**Entries from a dataset of interfaces:**
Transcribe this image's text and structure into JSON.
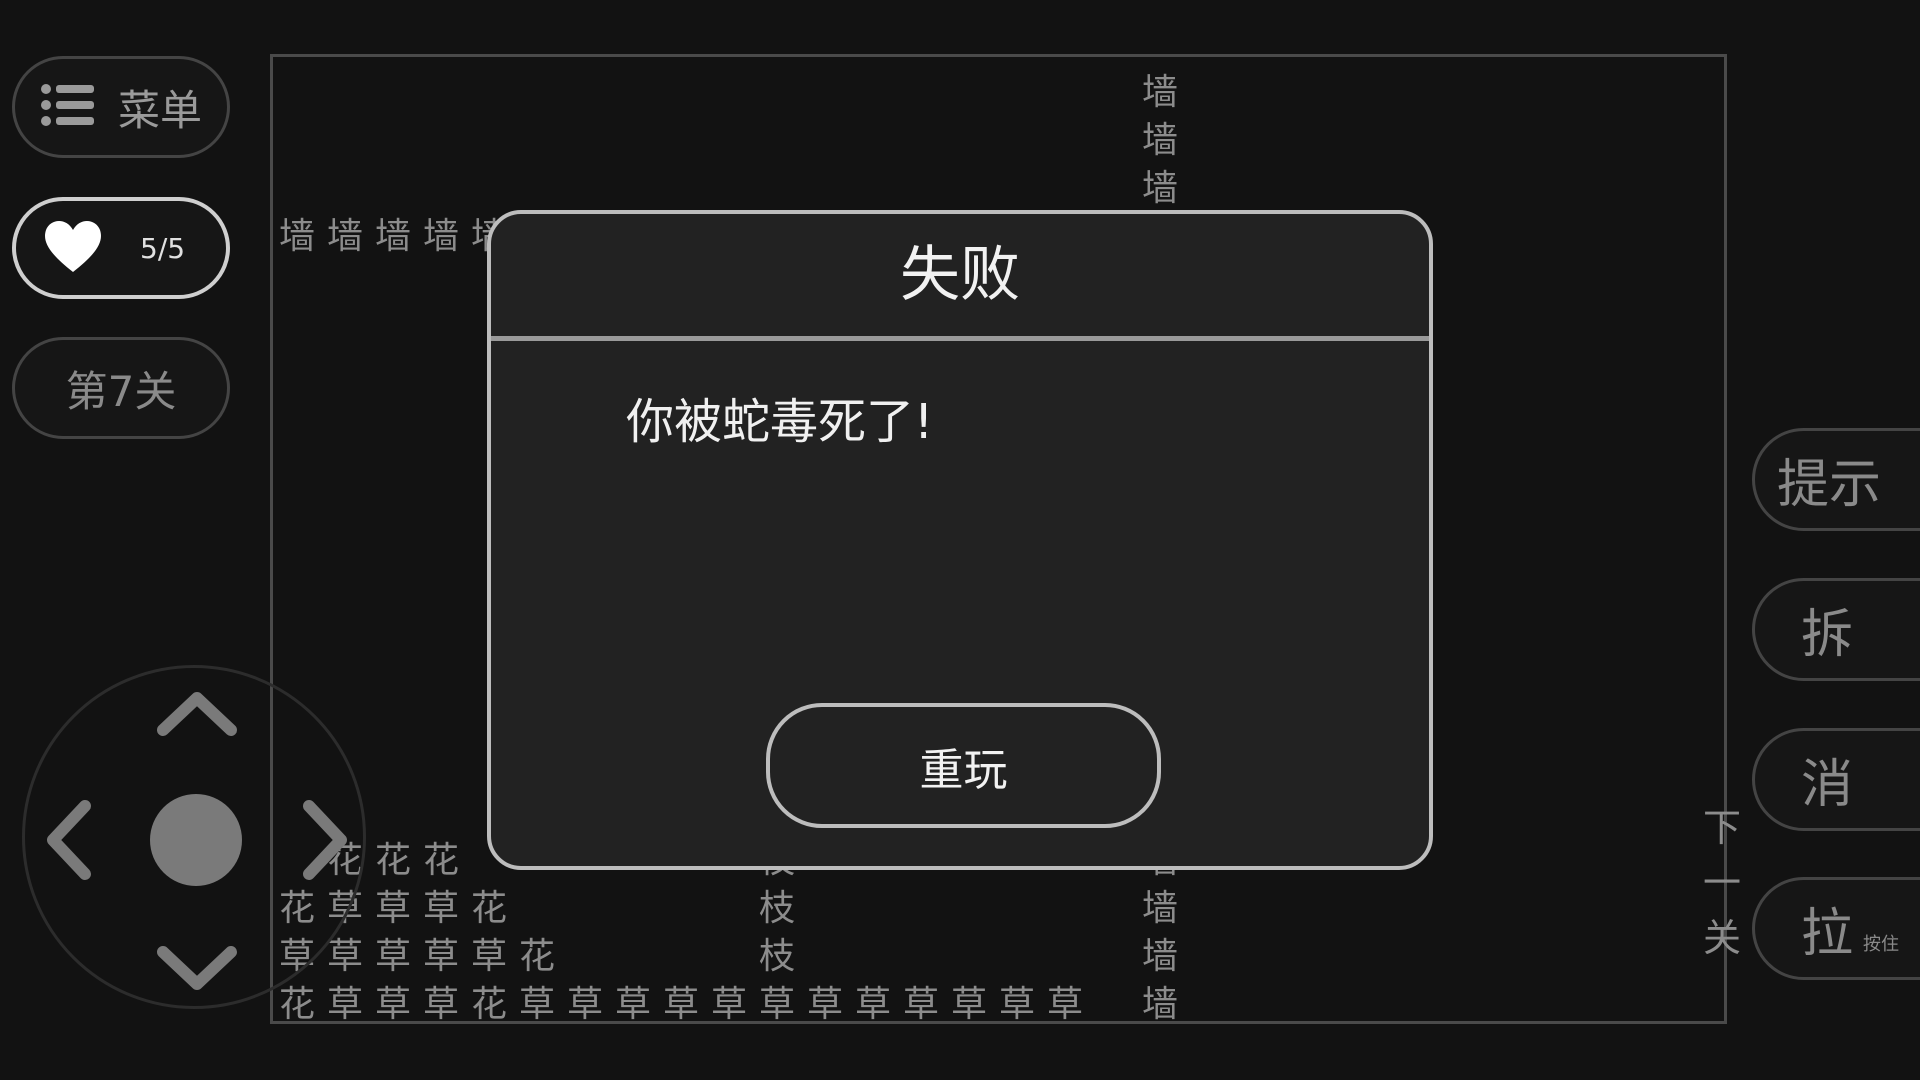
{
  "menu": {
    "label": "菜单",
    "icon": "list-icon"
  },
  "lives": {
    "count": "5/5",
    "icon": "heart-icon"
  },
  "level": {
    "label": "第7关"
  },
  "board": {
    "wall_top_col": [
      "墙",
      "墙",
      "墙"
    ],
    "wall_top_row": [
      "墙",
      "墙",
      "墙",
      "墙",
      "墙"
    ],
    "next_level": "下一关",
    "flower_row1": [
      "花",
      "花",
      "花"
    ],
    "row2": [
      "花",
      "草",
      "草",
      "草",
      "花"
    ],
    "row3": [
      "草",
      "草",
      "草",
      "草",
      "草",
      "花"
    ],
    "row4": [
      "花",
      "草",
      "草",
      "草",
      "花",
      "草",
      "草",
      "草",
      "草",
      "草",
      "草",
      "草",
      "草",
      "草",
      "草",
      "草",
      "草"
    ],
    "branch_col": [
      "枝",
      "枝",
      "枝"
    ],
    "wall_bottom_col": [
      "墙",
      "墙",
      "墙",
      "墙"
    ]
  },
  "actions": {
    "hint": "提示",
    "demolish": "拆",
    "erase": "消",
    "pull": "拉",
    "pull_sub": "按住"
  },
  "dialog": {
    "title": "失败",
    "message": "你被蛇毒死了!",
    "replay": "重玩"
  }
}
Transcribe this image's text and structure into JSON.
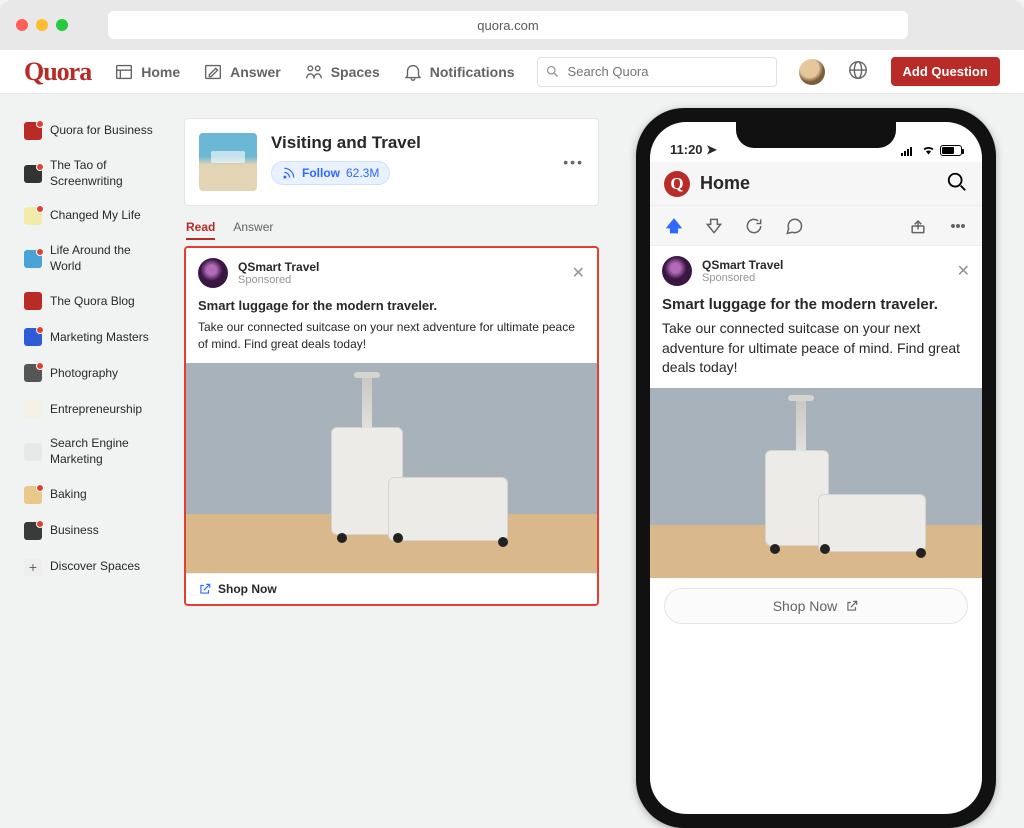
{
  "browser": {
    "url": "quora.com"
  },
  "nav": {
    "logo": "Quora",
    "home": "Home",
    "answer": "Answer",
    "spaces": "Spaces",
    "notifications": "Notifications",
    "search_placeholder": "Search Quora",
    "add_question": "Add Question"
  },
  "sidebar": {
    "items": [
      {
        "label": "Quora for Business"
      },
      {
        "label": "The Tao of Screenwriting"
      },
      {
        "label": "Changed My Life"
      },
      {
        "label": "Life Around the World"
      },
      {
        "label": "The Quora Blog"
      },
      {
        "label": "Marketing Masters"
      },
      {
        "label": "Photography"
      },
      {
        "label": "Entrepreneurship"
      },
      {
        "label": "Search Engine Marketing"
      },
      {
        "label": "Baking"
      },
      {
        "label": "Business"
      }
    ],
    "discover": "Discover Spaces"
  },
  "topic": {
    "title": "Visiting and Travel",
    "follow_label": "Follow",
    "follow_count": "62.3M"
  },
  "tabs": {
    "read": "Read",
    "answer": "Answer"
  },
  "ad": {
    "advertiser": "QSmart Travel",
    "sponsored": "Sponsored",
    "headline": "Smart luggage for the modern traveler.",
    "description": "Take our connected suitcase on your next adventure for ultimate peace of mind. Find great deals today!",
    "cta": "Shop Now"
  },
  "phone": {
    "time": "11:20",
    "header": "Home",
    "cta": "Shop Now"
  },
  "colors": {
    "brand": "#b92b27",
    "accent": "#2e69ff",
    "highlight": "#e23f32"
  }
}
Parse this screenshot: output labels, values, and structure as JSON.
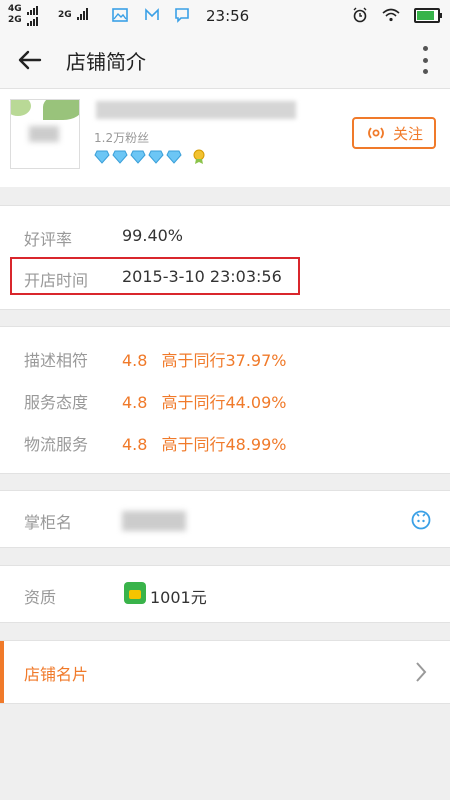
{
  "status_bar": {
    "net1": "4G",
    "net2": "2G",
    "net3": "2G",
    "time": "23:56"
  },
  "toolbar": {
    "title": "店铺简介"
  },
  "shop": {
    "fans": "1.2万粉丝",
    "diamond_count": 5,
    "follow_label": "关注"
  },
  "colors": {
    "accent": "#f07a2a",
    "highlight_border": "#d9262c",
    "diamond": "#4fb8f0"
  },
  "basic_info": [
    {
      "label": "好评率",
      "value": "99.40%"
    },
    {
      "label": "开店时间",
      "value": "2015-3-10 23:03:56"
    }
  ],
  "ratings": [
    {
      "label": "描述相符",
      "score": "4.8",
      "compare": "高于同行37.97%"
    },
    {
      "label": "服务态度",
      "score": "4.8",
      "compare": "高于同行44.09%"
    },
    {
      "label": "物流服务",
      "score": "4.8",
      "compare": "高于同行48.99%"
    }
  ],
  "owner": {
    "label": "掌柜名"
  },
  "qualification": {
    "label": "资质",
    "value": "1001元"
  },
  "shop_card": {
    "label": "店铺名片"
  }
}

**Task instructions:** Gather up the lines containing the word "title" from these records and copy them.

**Exercise output:**
    "title": "失败",
    "title": "Visiting and Travel",
    "title": "店铺简介"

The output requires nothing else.